It’s true -- Carausius morosus, also known as the 'common', 'Indian' or 'laboratory' stick insect, are all female and reproduce by parthenogenesis, i.e. without mating. The eggs laid by the females hatch without being fertilized by males.
As the name suggests, a stick insect resembles the twigs amongst which it lives, providing it with one of the most efficient natural camouflages on Earth.
Here is an image of an Indian stick insect:
Stick insect species, often called walking sticks, range in size from the tiny, half-inch (11.6 millimeter) long Timema cristinae of North America, to the formidable 13-inch (328 millimeter) long Phobaeticus kirbyi of Borneo. This giant measures over 21 inches (546 millimeters) with its legs outstretched, making it one of the world’s longest insects. Females are normally larger than males.
There are currently over 2,500 known species of these “walking sticks”, and most are found in tropical areas. Their life span is only about one year.
Here are some images of stick insects:
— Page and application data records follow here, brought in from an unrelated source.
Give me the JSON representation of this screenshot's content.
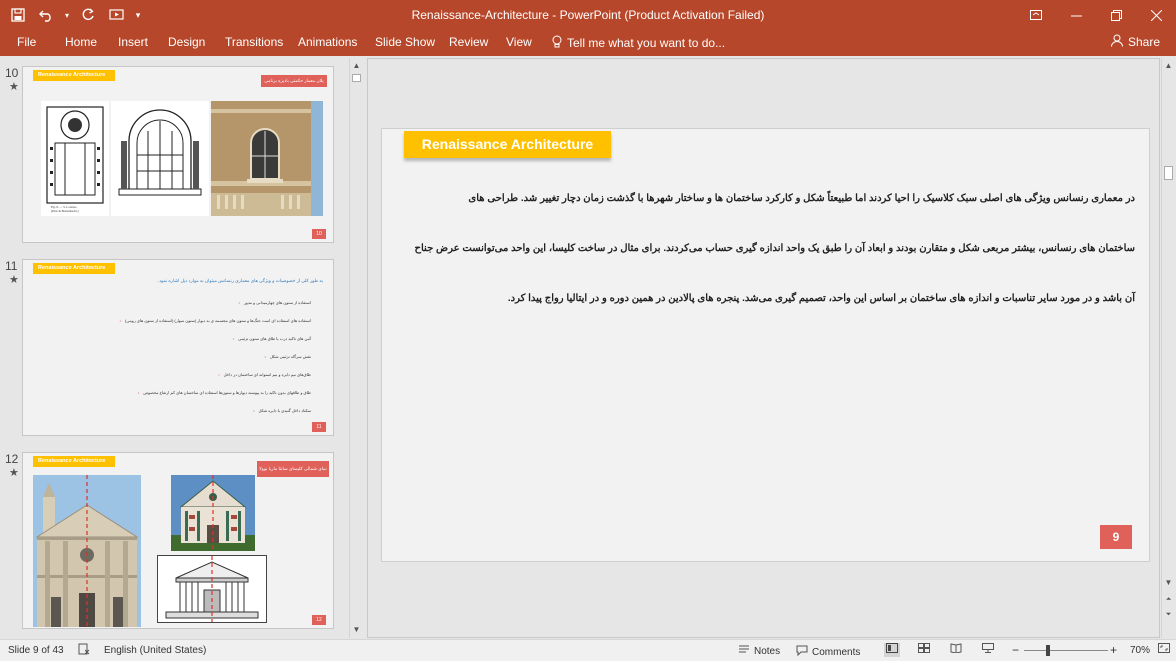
{
  "window": {
    "title": "Renaissance-Architecture - PowerPoint (Product Activation Failed)",
    "accent": "#b7472a"
  },
  "ribbon": {
    "tabs": [
      "File",
      "Home",
      "Insert",
      "Design",
      "Transitions",
      "Animations",
      "Slide Show",
      "Review",
      "View"
    ],
    "tell_me": "Tell me what you want to do...",
    "share": "Share"
  },
  "thumbnails": [
    {
      "number": "10",
      "tag": "Renaissance Architecture",
      "red_label": "پلان معمار حکمتی بادیزه برنامی",
      "page": "10",
      "caption": "Fig. 8. — S. Lorenzo.\n(Plan de Brunelleschi.)"
    },
    {
      "number": "11",
      "tag": "Renaissance Architecture",
      "intro": "به طور کلی از خصوصیات و ویژگی های معماری رنسانس میتوان به موارد ذیل اشاره نمود .",
      "bullets": [
        "استفاده از ستون های چهارمیدانی و مدور",
        "استفاده های استفاده ای است جنگ‌ها و ستون های مجسمه ی به دیوار (ستون سوار) (استفاده از ستون های رومی)",
        "آئین های تاکید درب یا طاق های ستون تزئینی",
        "نقش سرگاه تزئینی شکل",
        "طاق‌های نیم دایره و نیم استوانه ای ساختمان در داخل",
        "طاق و طاقهای بدون تاکید را به پیوسته دیوارها و ستون‌ها استفاده ای ساختمان های کم ارتفاع مخصوص",
        "سکناد داخل گنبدی با دایره شکل"
      ],
      "page": "11"
    },
    {
      "number": "12",
      "tag": "Renaissance Architecture",
      "red_label": "نمای شمالی کلیسای سانتا ماریا نوولا",
      "page": "12"
    }
  ],
  "slide": {
    "tag": "Renaissance Architecture",
    "lines": [
      "در معماری رنسانس ویژگی های اصلی سبک کلاسیک را احیا کردند اما طبیعتاً شکل و کارکرد ساختمان ها و ساختار شهرها با گذشت زمان دچار تغییر شد. طراحی های",
      "ساختمان های رنسانس، بیشتر مربعی شکل و متقارن بودند و ابعاد آن را طبق یک واحد اندازه گیری حساب می‌کردند. برای مثال در ساخت کلیسا، این واحد می‌توانست عرض جناح",
      "آن باشد و در مورد سایر تناسبات و اندازه های ساختمان بر اساس این واحد، تصمیم گیری می‌شد. پنجره های پالادین در همین دوره و در ایتالیا رواج پیدا کرد."
    ],
    "page_number": "9",
    "tag_color": "#ffc000",
    "number_color": "#e0605a"
  },
  "status": {
    "slide_info": "Slide 9 of 43",
    "language": "English (United States)",
    "notes": "Notes",
    "comments": "Comments",
    "zoom": "70%",
    "zoom_minus": "−",
    "zoom_plus": "+"
  }
}
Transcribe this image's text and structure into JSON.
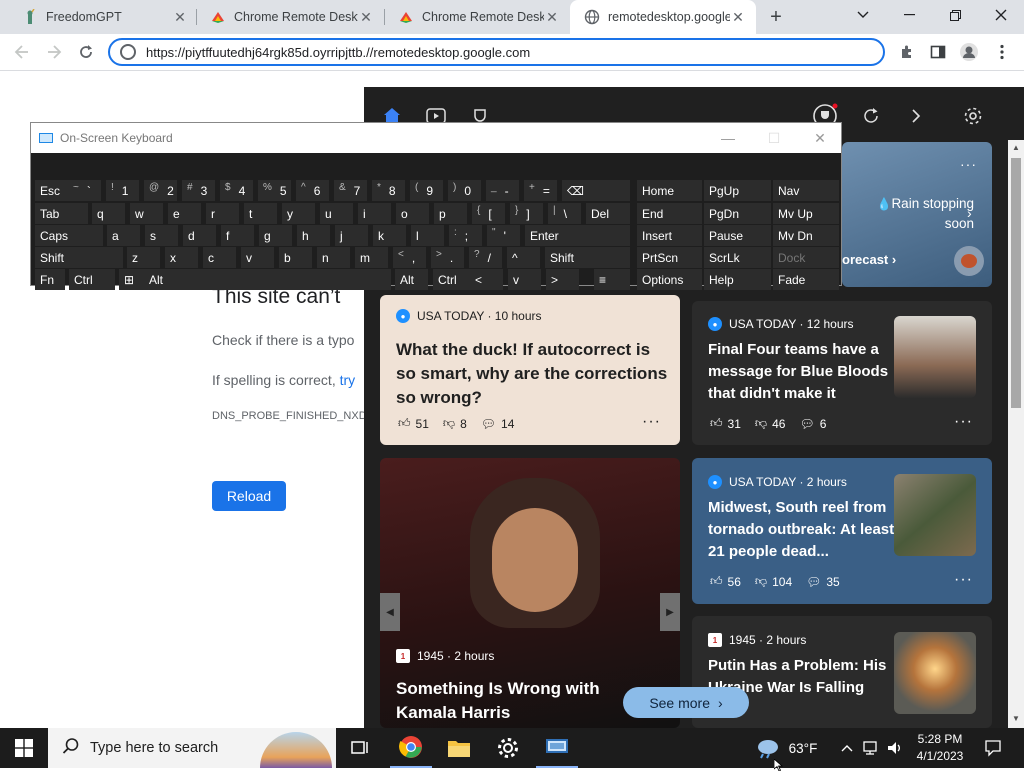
{
  "browser": {
    "tabs": [
      {
        "label": "FreedomGPT",
        "icon": "statue-of-liberty-icon",
        "active": false
      },
      {
        "label": "Chrome Remote Deskt",
        "icon": "chrome-remote-desktop-icon",
        "active": false
      },
      {
        "label": "Chrome Remote Deskt",
        "icon": "chrome-remote-desktop-icon",
        "active": false
      },
      {
        "label": "remotedesktop.google.",
        "icon": "globe-icon",
        "active": true
      }
    ],
    "new_tab": "+",
    "url": "https://piytffuutedhj64rgk85d.oyrripjttb.//remotedesktop.google.com"
  },
  "error_page": {
    "title": "This site can’t",
    "line1": "Check if there is a typo",
    "line2_prefix": "If spelling is correct, ",
    "line2_link": "try",
    "code": "DNS_PROBE_FINISHED_NXD",
    "reload": "Reload"
  },
  "news": {
    "weather_text": "Rain stopping soon",
    "forecast": "orecast",
    "cards": [
      {
        "source": "USA TODAY · 10 hours",
        "headline": "What the duck! If autocorrect is so smart, why are the corrections so wrong?",
        "likes": "51",
        "dislikes": "8",
        "comments": "14"
      },
      {
        "source": "USA TODAY · 12 hours",
        "headline": "Final Four teams have a message for Blue Bloods that didn't make it",
        "likes": "31",
        "dislikes": "46",
        "comments": "6"
      },
      {
        "source": "USA TODAY · 2 hours",
        "headline": "Midwest, South reel from tornado outbreak: At least 21 people dead...",
        "likes": "56",
        "dislikes": "104",
        "comments": "35"
      },
      {
        "source": "1945 · 2 hours",
        "headline": "Something Is Wrong with Kamala Harris"
      },
      {
        "source": "1945 · 2 hours",
        "headline": "Putin Has a Problem: His Ukraine War Is Falling"
      }
    ],
    "see_more": "See more"
  },
  "keyboard": {
    "title": "On-Screen Keyboard",
    "rows": [
      [
        [
          "Esc",
          ""
        ],
        [
          "`",
          "~"
        ],
        [
          "1",
          "!"
        ],
        [
          "2",
          "@"
        ],
        [
          "3",
          "#"
        ],
        [
          "4",
          "$"
        ],
        [
          "5",
          "%"
        ],
        [
          "6",
          "^"
        ],
        [
          "7",
          "&"
        ],
        [
          "8",
          "*"
        ],
        [
          "9",
          "("
        ],
        [
          "0",
          ")"
        ],
        [
          "-",
          "_"
        ],
        [
          "=",
          "+"
        ],
        [
          "⌫",
          ""
        ]
      ],
      [
        [
          "Tab",
          ""
        ],
        [
          "q",
          ""
        ],
        [
          "w",
          ""
        ],
        [
          "e",
          ""
        ],
        [
          "r",
          ""
        ],
        [
          "t",
          ""
        ],
        [
          "y",
          ""
        ],
        [
          "u",
          ""
        ],
        [
          "i",
          ""
        ],
        [
          "o",
          ""
        ],
        [
          "p",
          ""
        ],
        [
          "[",
          "{"
        ],
        [
          "]",
          "}"
        ],
        [
          "\\",
          "|"
        ],
        [
          "Del",
          ""
        ]
      ],
      [
        [
          "Caps",
          ""
        ],
        [
          "a",
          ""
        ],
        [
          "s",
          ""
        ],
        [
          "d",
          ""
        ],
        [
          "f",
          ""
        ],
        [
          "g",
          ""
        ],
        [
          "h",
          ""
        ],
        [
          "j",
          ""
        ],
        [
          "k",
          ""
        ],
        [
          "l",
          ""
        ],
        [
          ";",
          ":"
        ],
        [
          "'",
          "\""
        ],
        [
          "Enter",
          ""
        ]
      ],
      [
        [
          "Shift",
          ""
        ],
        [
          "z",
          ""
        ],
        [
          "x",
          ""
        ],
        [
          "c",
          ""
        ],
        [
          "v",
          ""
        ],
        [
          "b",
          ""
        ],
        [
          "n",
          ""
        ],
        [
          "m",
          ""
        ],
        [
          ",",
          "<"
        ],
        [
          ".",
          ">"
        ],
        [
          "/",
          "?"
        ],
        [
          "^",
          ""
        ],
        [
          "Shift",
          ""
        ]
      ],
      [
        [
          "Fn",
          ""
        ],
        [
          "Ctrl",
          ""
        ],
        [
          "⊞",
          ""
        ],
        [
          "Alt",
          ""
        ],
        [
          "",
          ""
        ],
        [
          "Alt",
          ""
        ],
        [
          "Ctrl",
          ""
        ],
        [
          "<",
          ""
        ],
        [
          "v",
          ""
        ],
        [
          ">",
          ""
        ],
        [
          "≡",
          ""
        ]
      ]
    ],
    "nav_keys": [
      [
        "Home",
        "PgUp",
        "Nav"
      ],
      [
        "End",
        "PgDn",
        "Mv Up"
      ],
      [
        "Insert",
        "Pause",
        "Mv Dn"
      ],
      [
        "PrtScn",
        "ScrLk",
        "Dock"
      ],
      [
        "Options",
        "Help",
        "Fade"
      ]
    ]
  },
  "taskbar": {
    "search_placeholder": "Type here to search",
    "temperature": "63°F",
    "time": "5:28 PM",
    "date": "4/1/2023"
  }
}
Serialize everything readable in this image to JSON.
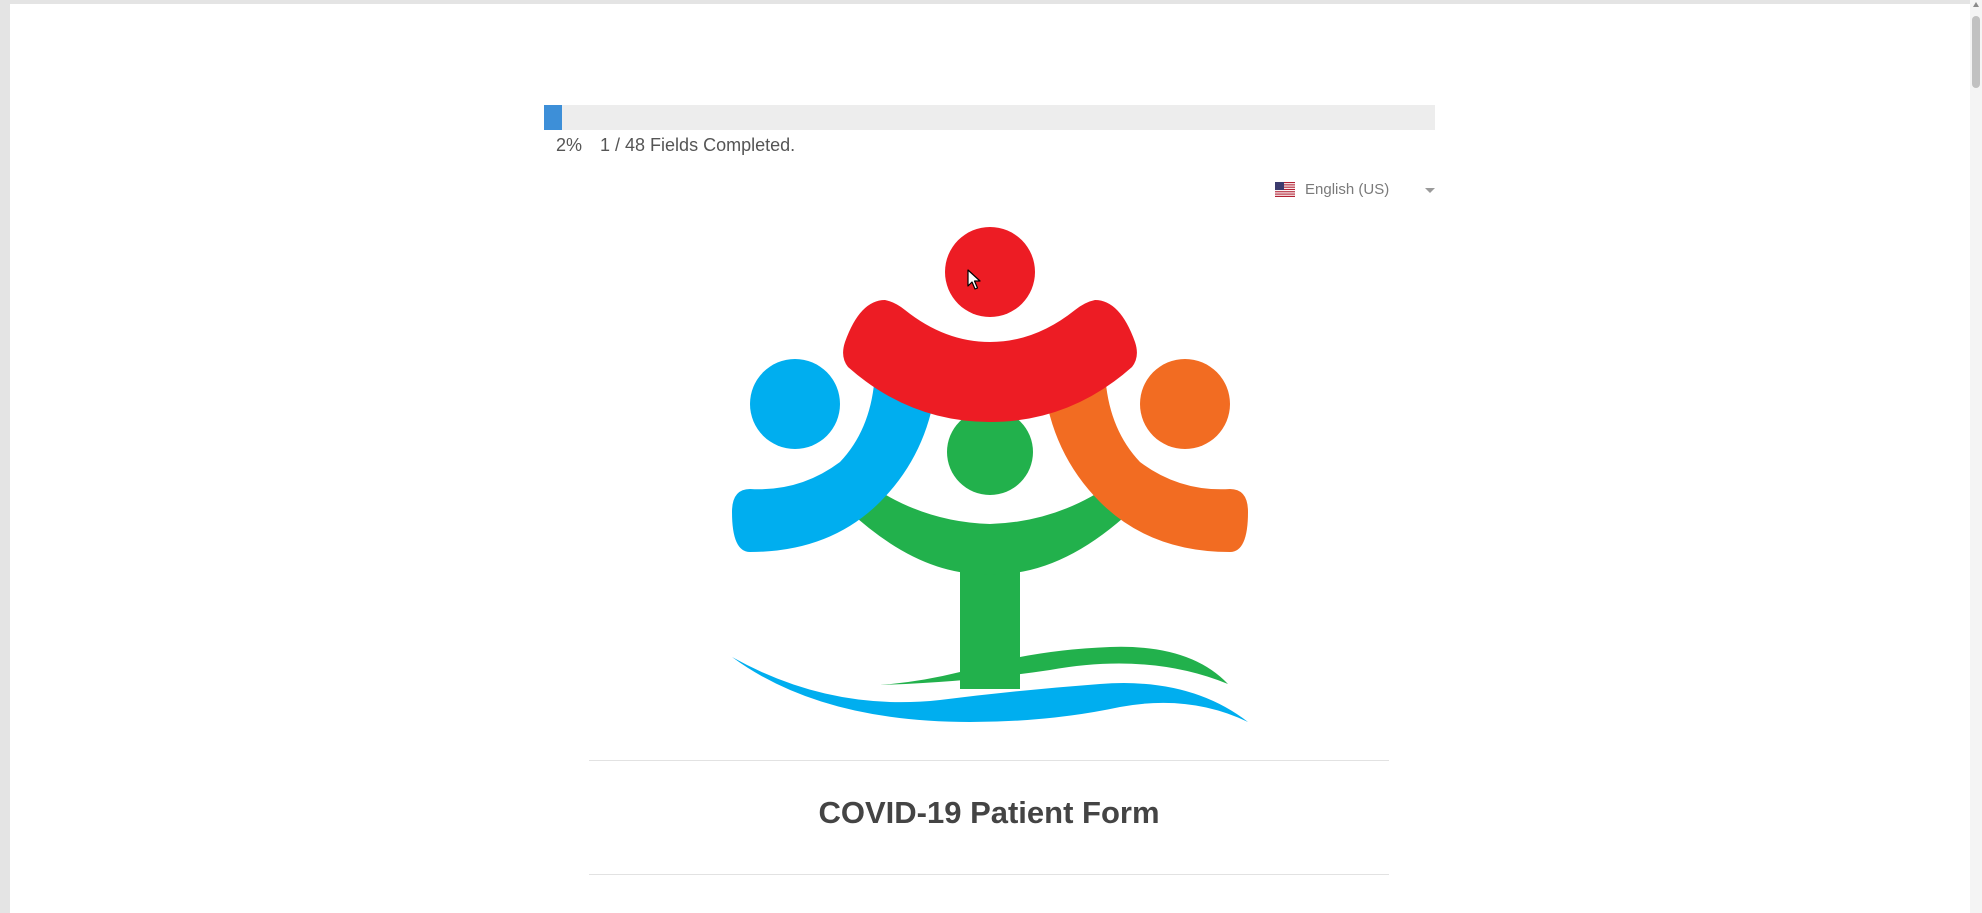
{
  "progress": {
    "percent_label": "2%",
    "fraction": 0.02,
    "fields_label": "1 / 48 Fields Completed."
  },
  "language": {
    "label": "English (US)",
    "flag_icon": "us-flag-icon"
  },
  "form": {
    "title": "COVID-19 Patient Form"
  },
  "logo": {
    "icon": "community-people-logo",
    "colors": {
      "red": "#ed1c24",
      "blue": "#00aeef",
      "orange": "#f26c22",
      "green": "#22b14c"
    }
  },
  "theme": {
    "progress_fill": "#3d8fd8",
    "progress_track": "#ededed"
  }
}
- Questions & Answers about the Natural World (ISBN 1-40541-682-3)